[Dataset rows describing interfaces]
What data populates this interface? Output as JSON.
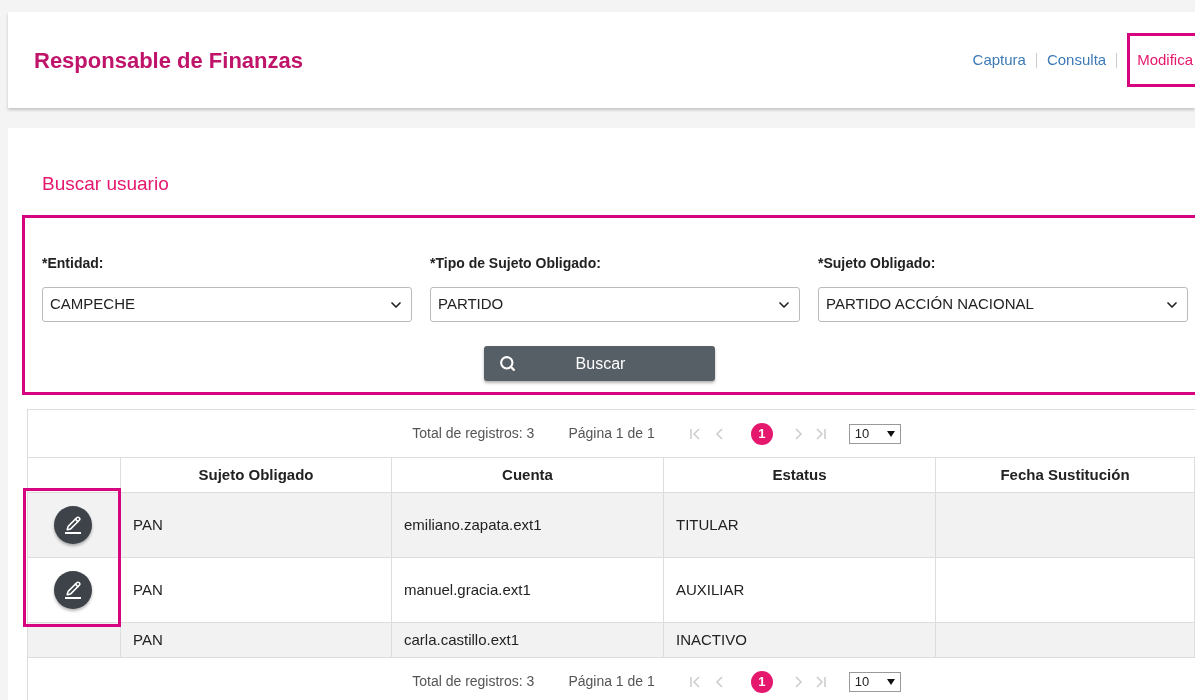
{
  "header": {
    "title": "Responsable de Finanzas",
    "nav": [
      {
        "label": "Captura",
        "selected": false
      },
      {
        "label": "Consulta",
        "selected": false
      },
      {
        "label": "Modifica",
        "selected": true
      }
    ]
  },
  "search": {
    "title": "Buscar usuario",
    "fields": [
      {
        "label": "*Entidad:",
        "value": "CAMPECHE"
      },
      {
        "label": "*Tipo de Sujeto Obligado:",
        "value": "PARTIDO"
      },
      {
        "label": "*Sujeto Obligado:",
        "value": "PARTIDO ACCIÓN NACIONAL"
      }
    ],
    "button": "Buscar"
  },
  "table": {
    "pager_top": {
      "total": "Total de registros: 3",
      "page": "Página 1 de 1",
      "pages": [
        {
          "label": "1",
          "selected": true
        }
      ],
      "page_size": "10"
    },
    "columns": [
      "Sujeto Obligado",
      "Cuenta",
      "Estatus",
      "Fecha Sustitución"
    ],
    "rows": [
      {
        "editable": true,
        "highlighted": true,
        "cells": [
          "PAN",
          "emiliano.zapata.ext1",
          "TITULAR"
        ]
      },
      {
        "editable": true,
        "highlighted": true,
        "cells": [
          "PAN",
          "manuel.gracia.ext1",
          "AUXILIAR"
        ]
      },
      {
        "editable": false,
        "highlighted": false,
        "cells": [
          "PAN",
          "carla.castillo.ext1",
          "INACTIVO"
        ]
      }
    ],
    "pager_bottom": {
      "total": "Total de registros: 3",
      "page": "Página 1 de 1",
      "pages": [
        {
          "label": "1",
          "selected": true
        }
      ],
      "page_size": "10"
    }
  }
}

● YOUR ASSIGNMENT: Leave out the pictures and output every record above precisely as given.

● SOLUTION FOR THIS TASK:
What data populates this interface? Output as JSON.
{
  "header": {
    "title": "Responsable de Finanzas",
    "nav": [
      {
        "label": "Captura",
        "selected": false
      },
      {
        "label": "Consulta",
        "selected": false
      },
      {
        "label": "Modifica",
        "selected": true
      }
    ]
  },
  "search": {
    "title": "Buscar usuario",
    "fields": [
      {
        "label": "*Entidad:",
        "value": "CAMPECHE"
      },
      {
        "label": "*Tipo de Sujeto Obligado:",
        "value": "PARTIDO"
      },
      {
        "label": "*Sujeto Obligado:",
        "value": "PARTIDO ACCIÓN NACIONAL"
      }
    ],
    "button": "Buscar"
  },
  "table": {
    "pager_top": {
      "total": "Total de registros: 3",
      "page": "Página 1 de 1",
      "pages": [
        {
          "label": "1",
          "selected": true
        }
      ],
      "page_size": "10"
    },
    "columns": [
      "Sujeto Obligado",
      "Cuenta",
      "Estatus",
      "Fecha Sustitución"
    ],
    "rows": [
      {
        "editable": true,
        "highlighted": true,
        "cells": [
          "PAN",
          "emiliano.zapata.ext1",
          "TITULAR"
        ]
      },
      {
        "editable": true,
        "highlighted": true,
        "cells": [
          "PAN",
          "manuel.gracia.ext1",
          "AUXILIAR"
        ]
      },
      {
        "editable": false,
        "highlighted": false,
        "cells": [
          "PAN",
          "carla.castillo.ext1",
          "INACTIVO"
        ]
      }
    ],
    "pager_bottom": {
      "total": "Total de registros: 3",
      "page": "Página 1 de 1",
      "pages": [
        {
          "label": "1",
          "selected": true
        }
      ],
      "page_size": "10"
    }
  }
}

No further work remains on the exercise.